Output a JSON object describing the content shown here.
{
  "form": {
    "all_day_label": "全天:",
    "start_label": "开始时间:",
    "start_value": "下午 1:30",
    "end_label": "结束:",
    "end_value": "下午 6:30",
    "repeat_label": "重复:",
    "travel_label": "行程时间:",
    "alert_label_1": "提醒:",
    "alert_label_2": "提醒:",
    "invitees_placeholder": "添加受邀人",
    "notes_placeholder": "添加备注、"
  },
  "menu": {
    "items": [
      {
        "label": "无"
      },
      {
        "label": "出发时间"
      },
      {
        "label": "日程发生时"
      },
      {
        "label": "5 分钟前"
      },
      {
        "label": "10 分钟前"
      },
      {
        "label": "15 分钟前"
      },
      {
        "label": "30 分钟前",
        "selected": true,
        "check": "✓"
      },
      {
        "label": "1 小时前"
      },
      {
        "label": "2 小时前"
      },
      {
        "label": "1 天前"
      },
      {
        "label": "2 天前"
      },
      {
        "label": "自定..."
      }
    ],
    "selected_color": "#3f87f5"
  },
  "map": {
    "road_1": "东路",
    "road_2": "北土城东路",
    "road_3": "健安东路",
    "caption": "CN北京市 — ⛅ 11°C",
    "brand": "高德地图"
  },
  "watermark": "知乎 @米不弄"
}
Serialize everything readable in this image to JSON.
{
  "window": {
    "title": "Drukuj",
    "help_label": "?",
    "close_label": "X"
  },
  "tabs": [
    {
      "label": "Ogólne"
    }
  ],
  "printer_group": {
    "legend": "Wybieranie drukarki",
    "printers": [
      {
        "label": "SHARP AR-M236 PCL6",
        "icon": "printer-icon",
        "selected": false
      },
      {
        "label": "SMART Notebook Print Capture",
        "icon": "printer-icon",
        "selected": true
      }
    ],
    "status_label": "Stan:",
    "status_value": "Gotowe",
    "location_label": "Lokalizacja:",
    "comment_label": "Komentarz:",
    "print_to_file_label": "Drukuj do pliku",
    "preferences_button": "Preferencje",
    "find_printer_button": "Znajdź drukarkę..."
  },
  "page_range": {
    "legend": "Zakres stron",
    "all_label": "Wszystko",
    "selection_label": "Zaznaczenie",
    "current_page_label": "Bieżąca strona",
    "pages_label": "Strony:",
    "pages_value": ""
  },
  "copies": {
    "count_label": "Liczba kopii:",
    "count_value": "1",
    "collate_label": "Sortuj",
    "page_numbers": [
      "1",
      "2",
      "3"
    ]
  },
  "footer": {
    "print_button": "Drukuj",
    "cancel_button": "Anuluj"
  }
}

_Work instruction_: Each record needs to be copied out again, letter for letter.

_Result of this task_:
Output a JSON object describing the content shown here.
{
  "form": {
    "all_day_label": "全天:",
    "start_label": "开始时间:",
    "start_value": "下午 1:30",
    "end_label": "结束:",
    "end_value": "下午 6:30",
    "repeat_label": "重复:",
    "travel_label": "行程时间:",
    "alert_label_1": "提醒:",
    "alert_label_2": "提醒:",
    "invitees_placeholder": "添加受邀人",
    "notes_placeholder": "添加备注、"
  },
  "menu": {
    "items": [
      {
        "label": "无"
      },
      {
        "label": "出发时间"
      },
      {
        "label": "日程发生时"
      },
      {
        "label": "5 分钟前"
      },
      {
        "label": "10 分钟前"
      },
      {
        "label": "15 分钟前"
      },
      {
        "label": "30 分钟前",
        "selected": true,
        "check": "✓"
      },
      {
        "label": "1 小时前"
      },
      {
        "label": "2 小时前"
      },
      {
        "label": "1 天前"
      },
      {
        "label": "2 天前"
      },
      {
        "label": "自定..."
      }
    ],
    "selected_color": "#3f87f5"
  },
  "map": {
    "road_1": "东路",
    "road_2": "北土城东路",
    "road_3": "健安东路",
    "caption": "CN北京市 — ⛅ 11°C",
    "brand": "高德地图"
  },
  "watermark": "知乎 @米不弄"
}
Serialize everything readable in this image to JSON.
{
  "window": {
    "title": "Drukuj",
    "help_label": "?",
    "close_label": "X"
  },
  "tabs": [
    {
      "label": "Ogólne"
    }
  ],
  "printer_group": {
    "legend": "Wybieranie drukarki",
    "printers": [
      {
        "label": "SHARP AR-M236 PCL6",
        "icon": "printer-icon",
        "selected": false
      },
      {
        "label": "SMART Notebook Print Capture",
        "icon": "printer-icon",
        "selected": true
      }
    ],
    "status_label": "Stan:",
    "status_value": "Gotowe",
    "location_label": "Lokalizacja:",
    "comment_label": "Komentarz:",
    "print_to_file_label": "Drukuj do pliku",
    "preferences_button": "Preferencje",
    "find_printer_button": "Znajdź drukarkę..."
  },
  "page_range": {
    "legend": "Zakres stron",
    "all_label": "Wszystko",
    "selection_label": "Zaznaczenie",
    "current_page_label": "Bieżąca strona",
    "pages_label": "Strony:",
    "pages_value": ""
  },
  "copies": {
    "count_label": "Liczba kopii:",
    "count_value": "1",
    "collate_label": "Sortuj",
    "page_numbers": [
      "1",
      "2",
      "3"
    ]
  },
  "footer": {
    "print_button": "Drukuj",
    "cancel_button": "Anuluj"
  }
}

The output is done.